Assignment:
Only lines holding the word "tonymctony" are needed; copy each of them from the material.

Data listing:
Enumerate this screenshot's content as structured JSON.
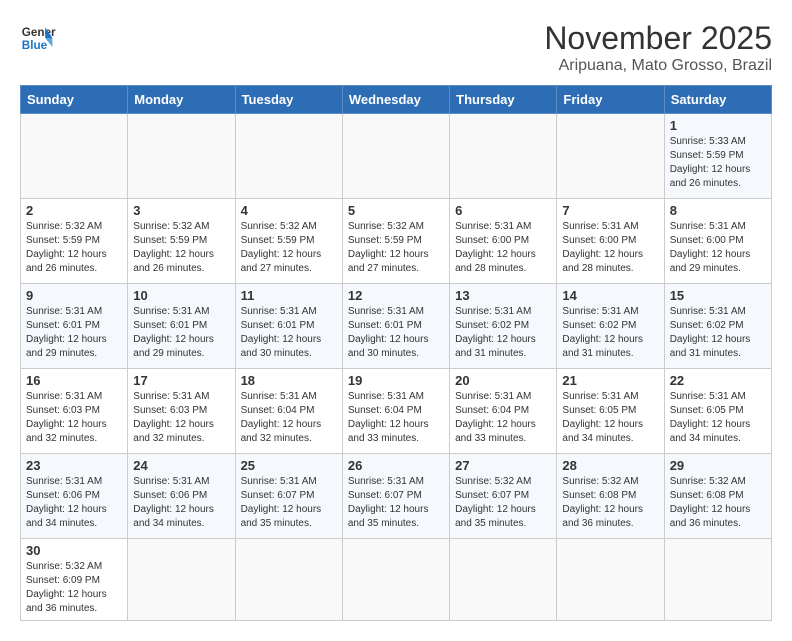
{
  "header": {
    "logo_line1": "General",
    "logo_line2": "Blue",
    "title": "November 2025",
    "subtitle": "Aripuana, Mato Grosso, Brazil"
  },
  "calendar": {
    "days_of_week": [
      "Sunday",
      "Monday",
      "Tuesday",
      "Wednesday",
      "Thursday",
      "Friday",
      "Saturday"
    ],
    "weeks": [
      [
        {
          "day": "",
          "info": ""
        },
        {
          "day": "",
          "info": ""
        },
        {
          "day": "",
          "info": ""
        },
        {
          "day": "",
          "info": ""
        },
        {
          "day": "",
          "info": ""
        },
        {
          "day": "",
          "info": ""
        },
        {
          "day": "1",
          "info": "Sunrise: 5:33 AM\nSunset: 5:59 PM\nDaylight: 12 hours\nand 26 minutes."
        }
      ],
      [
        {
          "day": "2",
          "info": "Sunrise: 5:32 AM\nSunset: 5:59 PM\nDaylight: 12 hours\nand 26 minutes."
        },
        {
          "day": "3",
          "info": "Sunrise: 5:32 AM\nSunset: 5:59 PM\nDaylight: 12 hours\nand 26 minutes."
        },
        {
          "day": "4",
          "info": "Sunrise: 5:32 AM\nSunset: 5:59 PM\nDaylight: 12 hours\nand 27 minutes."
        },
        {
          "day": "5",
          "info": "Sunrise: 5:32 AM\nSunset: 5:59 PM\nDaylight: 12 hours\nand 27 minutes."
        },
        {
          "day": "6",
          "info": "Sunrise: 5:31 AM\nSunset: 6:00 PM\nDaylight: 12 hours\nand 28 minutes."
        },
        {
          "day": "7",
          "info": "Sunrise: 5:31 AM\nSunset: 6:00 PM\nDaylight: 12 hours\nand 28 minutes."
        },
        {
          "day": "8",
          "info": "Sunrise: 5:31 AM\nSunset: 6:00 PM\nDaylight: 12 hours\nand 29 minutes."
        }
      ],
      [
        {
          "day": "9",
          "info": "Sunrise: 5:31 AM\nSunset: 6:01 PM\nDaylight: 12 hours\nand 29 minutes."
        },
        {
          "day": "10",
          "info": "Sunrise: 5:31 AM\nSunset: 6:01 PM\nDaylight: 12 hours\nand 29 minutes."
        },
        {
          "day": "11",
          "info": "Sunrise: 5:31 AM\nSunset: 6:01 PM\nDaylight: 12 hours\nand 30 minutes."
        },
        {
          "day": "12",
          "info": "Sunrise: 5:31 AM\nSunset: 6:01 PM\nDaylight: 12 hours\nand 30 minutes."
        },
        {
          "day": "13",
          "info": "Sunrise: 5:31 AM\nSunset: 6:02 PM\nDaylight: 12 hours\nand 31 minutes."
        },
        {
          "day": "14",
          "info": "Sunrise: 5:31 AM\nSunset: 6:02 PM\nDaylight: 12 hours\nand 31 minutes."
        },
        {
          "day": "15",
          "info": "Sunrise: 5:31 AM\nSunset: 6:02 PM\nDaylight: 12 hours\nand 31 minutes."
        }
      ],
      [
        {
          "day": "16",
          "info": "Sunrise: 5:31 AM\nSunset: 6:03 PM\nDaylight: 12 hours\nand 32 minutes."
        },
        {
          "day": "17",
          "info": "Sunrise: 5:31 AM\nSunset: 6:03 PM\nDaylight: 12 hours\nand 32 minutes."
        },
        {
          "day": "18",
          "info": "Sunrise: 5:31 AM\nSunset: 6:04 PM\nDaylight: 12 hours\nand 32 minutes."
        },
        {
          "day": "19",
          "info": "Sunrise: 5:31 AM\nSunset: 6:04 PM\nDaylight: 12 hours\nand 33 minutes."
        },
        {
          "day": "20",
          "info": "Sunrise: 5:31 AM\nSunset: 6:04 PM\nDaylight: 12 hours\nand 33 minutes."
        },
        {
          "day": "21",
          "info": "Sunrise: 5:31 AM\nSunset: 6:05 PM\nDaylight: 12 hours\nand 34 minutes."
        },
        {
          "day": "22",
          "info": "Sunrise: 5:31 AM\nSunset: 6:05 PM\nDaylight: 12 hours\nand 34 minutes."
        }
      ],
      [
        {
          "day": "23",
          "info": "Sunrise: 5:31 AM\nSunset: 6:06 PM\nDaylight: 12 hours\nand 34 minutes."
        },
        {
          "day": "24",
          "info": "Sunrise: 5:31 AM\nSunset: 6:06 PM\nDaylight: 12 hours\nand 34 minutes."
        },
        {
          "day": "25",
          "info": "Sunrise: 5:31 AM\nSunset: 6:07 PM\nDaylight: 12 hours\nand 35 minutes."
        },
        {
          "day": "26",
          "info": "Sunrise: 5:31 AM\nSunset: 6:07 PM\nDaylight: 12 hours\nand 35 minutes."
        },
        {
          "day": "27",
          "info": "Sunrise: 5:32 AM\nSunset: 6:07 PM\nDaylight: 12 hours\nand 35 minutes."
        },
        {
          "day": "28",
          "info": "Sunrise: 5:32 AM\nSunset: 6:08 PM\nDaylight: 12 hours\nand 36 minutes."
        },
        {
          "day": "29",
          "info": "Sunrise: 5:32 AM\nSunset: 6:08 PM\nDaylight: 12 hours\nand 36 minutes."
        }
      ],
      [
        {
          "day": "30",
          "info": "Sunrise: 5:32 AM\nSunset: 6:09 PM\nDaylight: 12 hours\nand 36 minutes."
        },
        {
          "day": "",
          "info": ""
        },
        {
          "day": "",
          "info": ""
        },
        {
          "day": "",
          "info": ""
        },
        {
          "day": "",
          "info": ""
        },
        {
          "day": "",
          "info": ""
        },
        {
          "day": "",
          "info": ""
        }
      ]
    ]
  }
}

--

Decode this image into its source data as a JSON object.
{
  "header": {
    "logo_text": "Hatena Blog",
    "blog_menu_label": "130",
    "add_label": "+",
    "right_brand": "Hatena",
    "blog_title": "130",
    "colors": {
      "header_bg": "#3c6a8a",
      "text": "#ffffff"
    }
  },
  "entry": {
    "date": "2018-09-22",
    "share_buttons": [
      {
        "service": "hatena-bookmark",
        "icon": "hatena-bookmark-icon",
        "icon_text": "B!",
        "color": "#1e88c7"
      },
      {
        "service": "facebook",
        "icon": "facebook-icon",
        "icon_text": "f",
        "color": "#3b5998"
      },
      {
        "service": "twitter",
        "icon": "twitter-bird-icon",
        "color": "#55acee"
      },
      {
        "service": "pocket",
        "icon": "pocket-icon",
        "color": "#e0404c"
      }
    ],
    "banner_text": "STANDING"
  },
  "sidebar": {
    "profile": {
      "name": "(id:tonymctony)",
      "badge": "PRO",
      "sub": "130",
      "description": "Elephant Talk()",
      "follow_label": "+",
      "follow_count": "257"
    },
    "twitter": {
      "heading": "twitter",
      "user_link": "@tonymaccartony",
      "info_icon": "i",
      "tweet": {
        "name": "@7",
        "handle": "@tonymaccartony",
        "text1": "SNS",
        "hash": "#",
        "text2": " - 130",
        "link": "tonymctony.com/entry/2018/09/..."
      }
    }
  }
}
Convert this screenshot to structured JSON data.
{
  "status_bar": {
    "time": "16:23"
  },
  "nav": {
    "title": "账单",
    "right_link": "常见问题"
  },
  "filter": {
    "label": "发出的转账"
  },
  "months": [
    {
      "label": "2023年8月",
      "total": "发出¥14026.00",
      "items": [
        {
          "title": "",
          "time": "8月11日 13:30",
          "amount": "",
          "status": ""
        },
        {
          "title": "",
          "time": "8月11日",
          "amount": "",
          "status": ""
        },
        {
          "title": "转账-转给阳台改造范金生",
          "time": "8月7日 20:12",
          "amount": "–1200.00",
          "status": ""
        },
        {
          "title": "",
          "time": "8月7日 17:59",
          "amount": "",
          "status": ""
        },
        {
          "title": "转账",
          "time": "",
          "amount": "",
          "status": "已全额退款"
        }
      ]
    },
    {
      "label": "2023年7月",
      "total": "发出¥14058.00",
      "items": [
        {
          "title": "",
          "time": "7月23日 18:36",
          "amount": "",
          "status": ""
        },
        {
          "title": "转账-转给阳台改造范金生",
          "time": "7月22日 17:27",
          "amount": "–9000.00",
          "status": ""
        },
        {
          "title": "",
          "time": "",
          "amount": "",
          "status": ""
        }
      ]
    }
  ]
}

Response below:
      "name": "(id:tonymctony)",
        "link": "tonymctony.com/entry/2018/09/..."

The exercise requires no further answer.